[What the task asks] Only the pictures are to be left out, and the rest of the entries should be reproduced exactly.

[Provided information]
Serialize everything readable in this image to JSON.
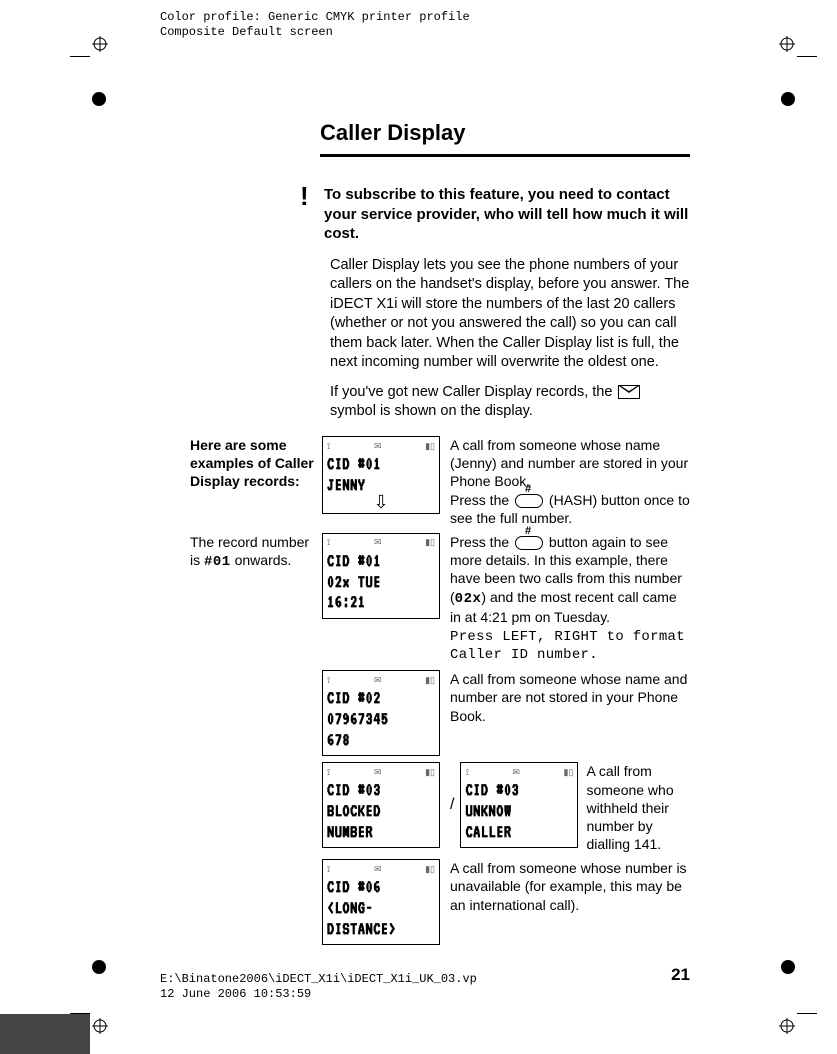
{
  "print_header": {
    "line1": "Color profile: Generic CMYK printer profile",
    "line2": "Composite  Default screen"
  },
  "print_footer": {
    "line1": "E:\\Binatone2006\\iDECT_X1i\\iDECT_X1i_UK_03.vp",
    "line2": "12 June 2006 10:53:59"
  },
  "title": "Caller Display",
  "alert": "To subscribe to this feature, you need to contact your service provider, who will tell how much it will cost.",
  "intro1": "Caller Display lets you see the phone numbers of your callers on the handset's display, before you answer. The iDECT X1i will store the numbers of the last 20 callers (whether or not you answered the call) so you can call them back later. When the Caller Display list is full, the next incoming number will overwrite the oldest one.",
  "intro2a": "If you've got new Caller Display records, the ",
  "intro2b": " symbol is shown on the display.",
  "left_intro": "Here are some examples of Caller Display records:",
  "left_note_a": "The record number is ",
  "left_note_num": "#01",
  "left_note_b": " onwards.",
  "lcd1": "CID #01\nJENNY",
  "desc1a": "A call from someone whose name (Jenny) and number are stored in your Phone Book.",
  "desc1b_a": "Press the ",
  "desc1b_b": " (HASH) button once to see the full number.",
  "lcd2": "CID #01\n02x TUE\n16:21",
  "desc2_a": "Press the ",
  "desc2_b": " button again to see more details. In this example, there have been two calls from this number (",
  "desc2_code": "02x",
  "desc2_c": ") and the most recent call came in at 4:21 pm on Tuesday.",
  "desc2_d": "Press LEFT, RIGHT to format Caller ID number.",
  "lcd3": "CID #02\n07967345\n678",
  "desc3": "A call from someone whose name and number are not stored in your Phone Book.",
  "lcd4a": "CID #03\nBLOCKED\nNUMBER",
  "lcd4b": "CID #03\nUNKNOW\nCALLER",
  "desc4": "A call from someone who withheld their number by dialling 141.",
  "lcd5": "CID #06\n<LONG-\nDISTANCE>",
  "desc5": "A call from someone whose number is unavailable (for example, this may be an international call).",
  "page_number": "21"
}
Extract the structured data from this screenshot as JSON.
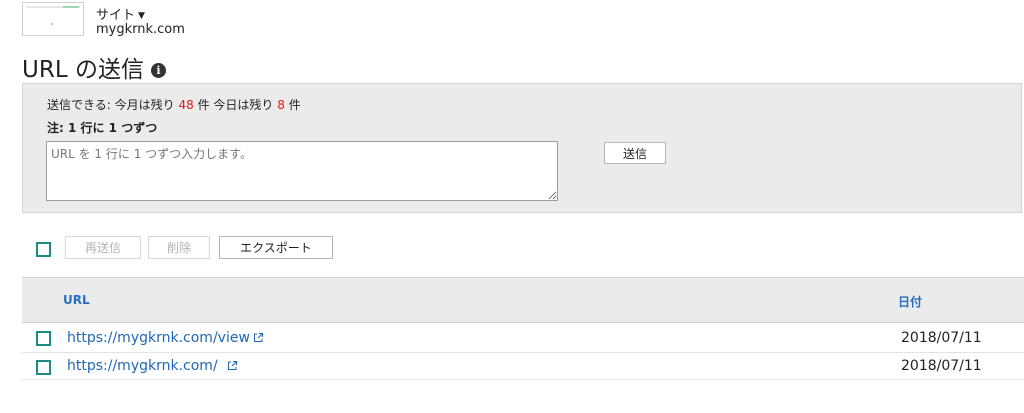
{
  "site": {
    "label": "サイト",
    "domain": "mygkrnk.com"
  },
  "page": {
    "title": "URL の送信"
  },
  "submit_panel": {
    "quota_prefix": "送信できる: 今月は残り",
    "month_remaining": "48",
    "unit1": "件 今日は残り",
    "day_remaining": "8",
    "unit2": "件",
    "note": "注: 1 行に 1 つずつ",
    "placeholder": "URL を 1 行に 1 つずつ入力します。",
    "submit_label": "送信"
  },
  "actions": {
    "resend_label": "再送信",
    "delete_label": "削除",
    "export_label": "エクスポート"
  },
  "table": {
    "col_url": "URL",
    "col_date": "日付",
    "rows": [
      {
        "url": "https://mygkrnk.com/view",
        "date": "2018/07/11"
      },
      {
        "url": "https://mygkrnk.com/",
        "date": "2018/07/11"
      }
    ]
  },
  "colors": {
    "accent": "#1d8a83",
    "link": "#1f67b4",
    "header_link": "#2a6ebb",
    "count_red": "#e01b1b",
    "panel_bg": "#ebebeb"
  },
  "icons": {
    "site_dropdown": "caret-down-icon",
    "title_info": "info-icon",
    "external_link": "external-link-icon"
  }
}
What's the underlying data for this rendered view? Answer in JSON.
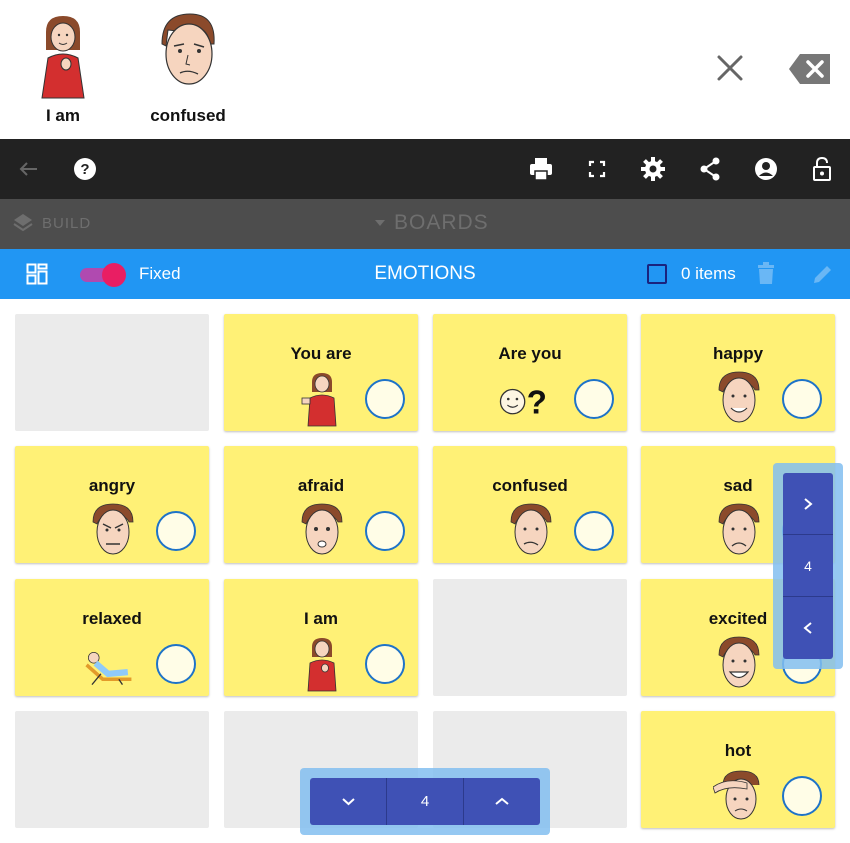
{
  "output": {
    "tiles": [
      {
        "label": "I am"
      },
      {
        "label": "confused"
      }
    ]
  },
  "navbar": {
    "icons": [
      "back-arrow-icon",
      "help-icon",
      "print-icon",
      "fullscreen-icon",
      "settings-icon",
      "share-icon",
      "account-icon",
      "lock-icon"
    ]
  },
  "buildbar": {
    "build_label": "BUILD",
    "boards_label": "BOARDS"
  },
  "boardbar": {
    "title": "EMOTIONS",
    "fixed_label": "Fixed",
    "items_label": "0 items"
  },
  "tiles": [
    {
      "label": ""
    },
    {
      "label": "You are"
    },
    {
      "label": "Are you"
    },
    {
      "label": "happy"
    },
    {
      "label": "angry"
    },
    {
      "label": "afraid"
    },
    {
      "label": "confused"
    },
    {
      "label": "sad"
    },
    {
      "label": "relaxed"
    },
    {
      "label": "I am"
    },
    {
      "label": ""
    },
    {
      "label": "excited"
    },
    {
      "label": ""
    },
    {
      "label": ""
    },
    {
      "label": ""
    },
    {
      "label": "hot"
    }
  ],
  "pager": {
    "vertical_page": "4",
    "horizontal_page": "4"
  },
  "colors": {
    "tile": "#fff176",
    "toolbar": "#2196f3",
    "navbar": "#222222",
    "pager": "#3f51b5"
  }
}
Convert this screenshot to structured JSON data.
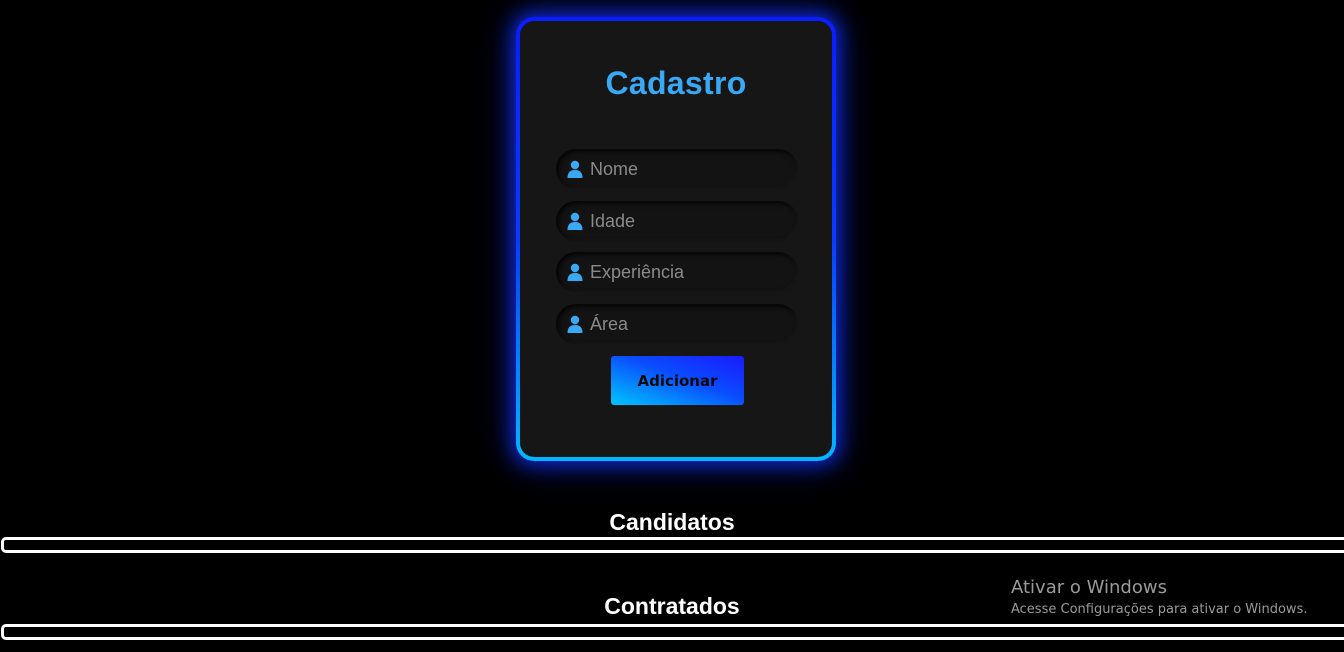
{
  "form": {
    "title": "Cadastro",
    "fields": [
      {
        "placeholder": "Nome",
        "value": "",
        "icon": "user-icon"
      },
      {
        "placeholder": "Idade",
        "value": "",
        "icon": "user-icon"
      },
      {
        "placeholder": "Experiência",
        "value": "",
        "icon": "user-icon"
      },
      {
        "placeholder": "Área",
        "value": "",
        "icon": "user-icon"
      }
    ],
    "submit_label": "Adicionar"
  },
  "sections": {
    "candidates_title": "Candidatos",
    "hired_title": "Contratados"
  },
  "watermark": {
    "title": "Ativar o Windows",
    "subtitle": "Acesse Configurações para ativar o Windows."
  },
  "colors": {
    "accent": "#3aa9f5",
    "card_border_top": "#0a1dff",
    "card_border_bottom": "#00b8ff",
    "background": "#000000",
    "card_background": "#161616"
  }
}
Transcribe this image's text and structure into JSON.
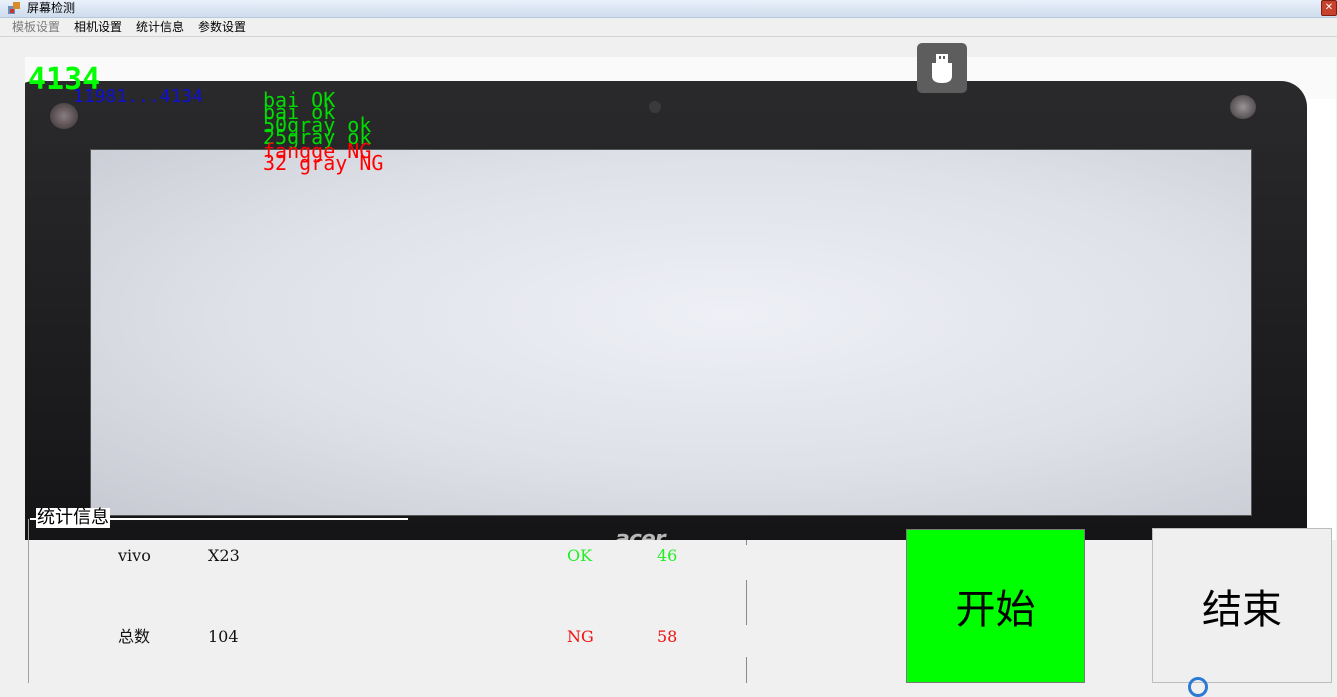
{
  "window": {
    "title": "屏幕检测",
    "close_glyph": "✕"
  },
  "menu": {
    "items": [
      {
        "label": "模板设置",
        "disabled": true
      },
      {
        "label": "相机设置",
        "disabled": false
      },
      {
        "label": "统计信息",
        "disabled": false
      },
      {
        "label": "参数设置",
        "disabled": false
      }
    ]
  },
  "camera_view": {
    "count": "4134",
    "serial": "11981...4134",
    "brand": "acer",
    "results": [
      {
        "text": "bai OK",
        "status": "ok"
      },
      {
        "text": "bai ok",
        "status": "ok"
      },
      {
        "text": "50gray ok",
        "status": "ok"
      },
      {
        "text": "25gray ok",
        "status": "ok"
      },
      {
        "text": "fangge NG",
        "status": "ng"
      },
      {
        "text": "32 gray NG",
        "status": "ng"
      }
    ],
    "colors": {
      "ok": "#00dd00",
      "ng": "#ff0000",
      "count": "#00ff00",
      "serial": "#1010d0"
    }
  },
  "usb_button": {
    "icon": "usb-drive-icon"
  },
  "stats": {
    "group_title": "统计信息",
    "brand": "vivo",
    "model": "X23",
    "total_label": "总数",
    "total": "104",
    "ok_label": "OK",
    "ok_count": "46",
    "ng_label": "NG",
    "ng_count": "58",
    "colors": {
      "ok": "#22ee22",
      "ng": "#ee1111"
    }
  },
  "actions": {
    "start_label": "开始",
    "end_label": "结束",
    "start_color": "#00ff00"
  }
}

[Written solution]
Serialize everything readable in this image to JSON.
{
  "print_header": {
    "line1": "Color profile: Generic CMYK printer profile",
    "line2": "Composite  Default screen"
  },
  "print_footer": {
    "line1": "E:\\Binatone2006\\iDECT_X1i\\iDECT_X1i_UK_03.vp",
    "line2": "12 June 2006 10:53:59"
  },
  "title": "Caller Display",
  "alert": "To subscribe to this feature, you need to contact your service provider, who will tell how much it will cost.",
  "intro1": "Caller Display lets you see the phone numbers of your callers on the handset's display, before you answer. The iDECT X1i will store the numbers of the last 20 callers (whether or not you answered the call) so you can call them back later. When the Caller Display list is full, the next incoming number will overwrite the oldest one.",
  "intro2a": "If you've got new Caller Display records, the ",
  "intro2b": " symbol is shown on the display.",
  "left_intro": "Here are some examples of Caller Display records:",
  "left_note_a": "The record number is ",
  "left_note_num": "#01",
  "left_note_b": " onwards.",
  "lcd1": "CID #01\nJENNY",
  "desc1a": "A call from someone whose name (Jenny) and number are stored in your Phone Book.",
  "desc1b_a": "Press the ",
  "desc1b_b": " (HASH) button once to see the full number.",
  "lcd2": "CID #01\n02x TUE\n16:21",
  "desc2_a": "Press the ",
  "desc2_b": " button again to see more details. In this example, there have been two calls from this number (",
  "desc2_code": "02x",
  "desc2_c": ") and the most recent call came in at 4:21 pm on Tuesday.",
  "desc2_d": "Press LEFT, RIGHT to format Caller ID number.",
  "lcd3": "CID #02\n07967345\n678",
  "desc3": "A call from someone whose name and number are not stored in your Phone Book.",
  "lcd4a": "CID #03\nBLOCKED\nNUMBER",
  "lcd4b": "CID #03\nUNKNOW\nCALLER",
  "desc4": "A call from someone who withheld their number by dialling 141.",
  "lcd5": "CID #06\n<LONG-\nDISTANCE>",
  "desc5": "A call from someone whose number is unavailable (for example, this may be an international call).",
  "page_number": "21"
}
Extract the structured data from this screenshot as JSON.
{
  "site": {
    "label": "サイト",
    "domain": "mygkrnk.com"
  },
  "page": {
    "title": "URL の送信"
  },
  "submit_panel": {
    "quota_prefix": "送信できる: 今月は残り",
    "month_remaining": "48",
    "unit1": "件 今日は残り",
    "day_remaining": "8",
    "unit2": "件",
    "note": "注: 1 行に 1 つずつ",
    "placeholder": "URL を 1 行に 1 つずつ入力します。",
    "submit_label": "送信"
  },
  "actions": {
    "resend_label": "再送信",
    "delete_label": "削除",
    "export_label": "エクスポート"
  },
  "table": {
    "col_url": "URL",
    "col_date": "日付",
    "rows": [
      {
        "url": "https://mygkrnk.com/view",
        "date": "2018/07/11"
      },
      {
        "url": "https://mygkrnk.com/",
        "date": "2018/07/11"
      }
    ]
  },
  "colors": {
    "accent": "#1d8a83",
    "link": "#1f67b4",
    "header_link": "#2a6ebb",
    "count_red": "#e01b1b",
    "panel_bg": "#ebebeb"
  },
  "icons": {
    "site_dropdown": "caret-down-icon",
    "title_info": "info-icon",
    "external_link": "external-link-icon"
  }
}
What's the underlying data for this rendered view? Answer in JSON.
{
  "output": {
    "tiles": [
      {
        "label": "I am"
      },
      {
        "label": "confused"
      }
    ]
  },
  "navbar": {
    "icons": [
      "back-arrow-icon",
      "help-icon",
      "print-icon",
      "fullscreen-icon",
      "settings-icon",
      "share-icon",
      "account-icon",
      "lock-icon"
    ]
  },
  "buildbar": {
    "build_label": "BUILD",
    "boards_label": "BOARDS"
  },
  "boardbar": {
    "title": "EMOTIONS",
    "fixed_label": "Fixed",
    "items_label": "0 items"
  },
  "tiles": [
    {
      "label": ""
    },
    {
      "label": "You are"
    },
    {
      "label": "Are you"
    },
    {
      "label": "happy"
    },
    {
      "label": "angry"
    },
    {
      "label": "afraid"
    },
    {
      "label": "confused"
    },
    {
      "label": "sad"
    },
    {
      "label": "relaxed"
    },
    {
      "label": "I am"
    },
    {
      "label": ""
    },
    {
      "label": "excited"
    },
    {
      "label": ""
    },
    {
      "label": ""
    },
    {
      "label": ""
    },
    {
      "label": "hot"
    }
  ],
  "pager": {
    "vertical_page": "4",
    "horizontal_page": "4"
  },
  "colors": {
    "tile": "#fff176",
    "toolbar": "#2196f3",
    "navbar": "#222222",
    "pager": "#3f51b5"
  }
}
Convert this screenshot to structured JSON data.
{
  "form": {
    "title": "Cadastro",
    "fields": [
      {
        "placeholder": "Nome",
        "value": "",
        "icon": "user-icon"
      },
      {
        "placeholder": "Idade",
        "value": "",
        "icon": "user-icon"
      },
      {
        "placeholder": "Experiência",
        "value": "",
        "icon": "user-icon"
      },
      {
        "placeholder": "Área",
        "value": "",
        "icon": "user-icon"
      }
    ],
    "submit_label": "Adicionar"
  },
  "sections": {
    "candidates_title": "Candidatos",
    "hired_title": "Contratados"
  },
  "watermark": {
    "title": "Ativar o Windows",
    "subtitle": "Acesse Configurações para ativar o Windows."
  },
  "colors": {
    "accent": "#3aa9f5",
    "card_border_top": "#0a1dff",
    "card_border_bottom": "#00b8ff",
    "background": "#000000",
    "card_background": "#161616"
  }
}
Transcribe this image's text and structure into JSON.
{
  "window": {
    "title": "屏幕检测",
    "close_glyph": "✕"
  },
  "menu": {
    "items": [
      {
        "label": "模板设置",
        "disabled": true
      },
      {
        "label": "相机设置",
        "disabled": false
      },
      {
        "label": "统计信息",
        "disabled": false
      },
      {
        "label": "参数设置",
        "disabled": false
      }
    ]
  },
  "camera_view": {
    "count": "4134",
    "serial": "11981...4134",
    "brand": "acer",
    "results": [
      {
        "text": "bai OK",
        "status": "ok"
      },
      {
        "text": "bai ok",
        "status": "ok"
      },
      {
        "text": "50gray ok",
        "status": "ok"
      },
      {
        "text": "25gray ok",
        "status": "ok"
      },
      {
        "text": "fangge NG",
        "status": "ng"
      },
      {
        "text": "32 gray NG",
        "status": "ng"
      }
    ],
    "colors": {
      "ok": "#00dd00",
      "ng": "#ff0000",
      "count": "#00ff00",
      "serial": "#1010d0"
    }
  },
  "usb_button": {
    "icon": "usb-drive-icon"
  },
  "stats": {
    "group_title": "统计信息",
    "brand": "vivo",
    "model": "X23",
    "total_label": "总数",
    "total": "104",
    "ok_label": "OK",
    "ok_count": "46",
    "ng_label": "NG",
    "ng_count": "58",
    "colors": {
      "ok": "#22ee22",
      "ng": "#ee1111"
    }
  },
  "actions": {
    "start_label": "开始",
    "end_label": "结束",
    "start_color": "#00ff00"
  }
}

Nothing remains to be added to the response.